I love the way Professor John Stackhouse describes it in The Subversiveness of Easter:
Then he is buried. Gone. Out of sight, out of mind.Heh, heh.
Like a ticking bomb.
Tomorrow we celebrate, but before that, I wonder what the forty day attempt at observing a Holy Lent has done in me. I certainly don’t feel like I’m about to go down off a mountain, like Moses. Nor do I feel like I’ve just completed a forty day battle with Satan in the wilderness, like Jesus. What has it all achieved?
First an insight from a book. In The Cloister Walk (New York: Riverhead Books, 1996) Kathleen Norris described her time with the Benedictine monks like this:

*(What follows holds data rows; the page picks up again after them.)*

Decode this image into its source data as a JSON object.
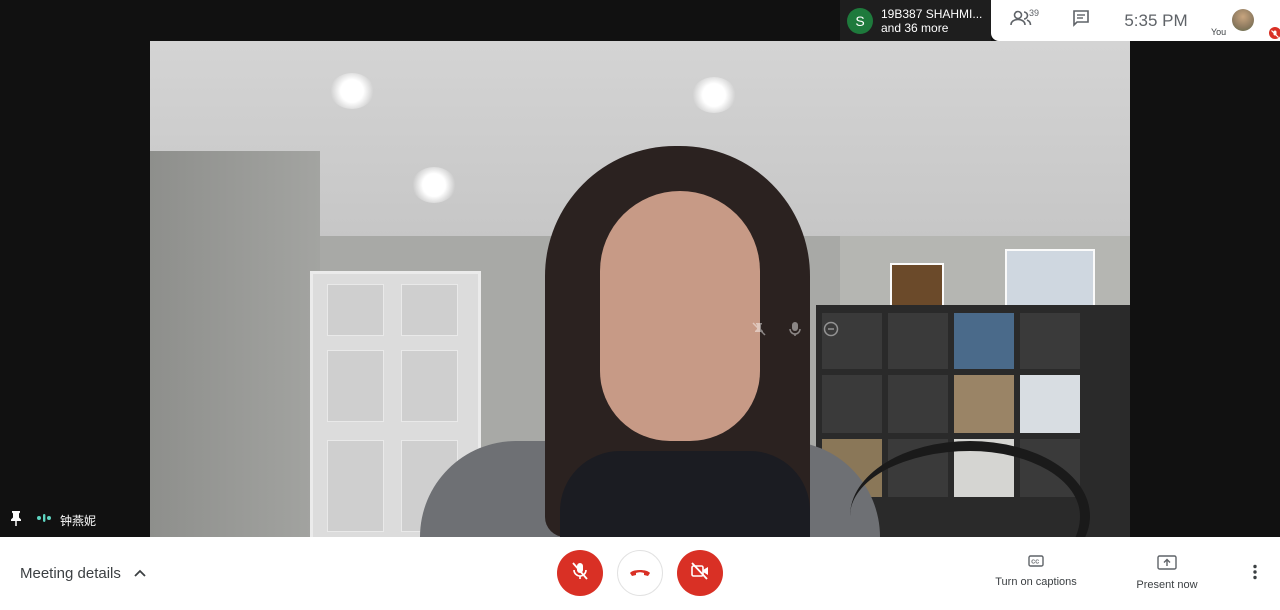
{
  "top_right": {
    "participant_name": "19B387 SHAHMI...",
    "participant_more": "and 36 more",
    "participant_initial": "S",
    "people_count": "39",
    "time": "5:35 PM",
    "self_label": "You"
  },
  "speaker": {
    "name": "钟燕妮"
  },
  "bottom_bar": {
    "meeting_details": "Meeting details",
    "captions_label": "Turn on captions",
    "present_label": "Present now"
  },
  "colors": {
    "accent_red": "#d93025",
    "avatar_green": "#1e7a3c"
  }
}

I should try telling my friends who have a hard time comprehending why I like to spend so much time going to church with Benedictines that I do so for the same reasons that I write: to let words work the earth of my heart. (p144-145)That’s what’s happened to me, too. God’s words in Scripture and Daily Prayer have worked the earth of my heart these forty days. A holy rototiller.
Finally, an insight from THE book. Back on Day 24 the second reading in Morning Prayer was Hebrews 10 which is about how Jesus’ sacrifice was bodily, once and for all and which includes this verse:
Consequently, when Christ came into the world, he said, “Sacrifices and offerings you have not desired, but a body have you prepared for me” (Heb 10.5)The writer is quoting Psalm 40.6:
Sacrifice and offering you have not desired, but you have given me an open ear.…the original Hebrew literally means, “ears you have dug for me.”
Most of the time Leaning into Lent is the unspectacular, earthy spiritual work of making myself available and attentive so God’s words can work the earth of my heart as he digs my ears clear, so I can hear the bodily risen Jesus more clearly, love him more dearly and follow him more nearly. Year after year.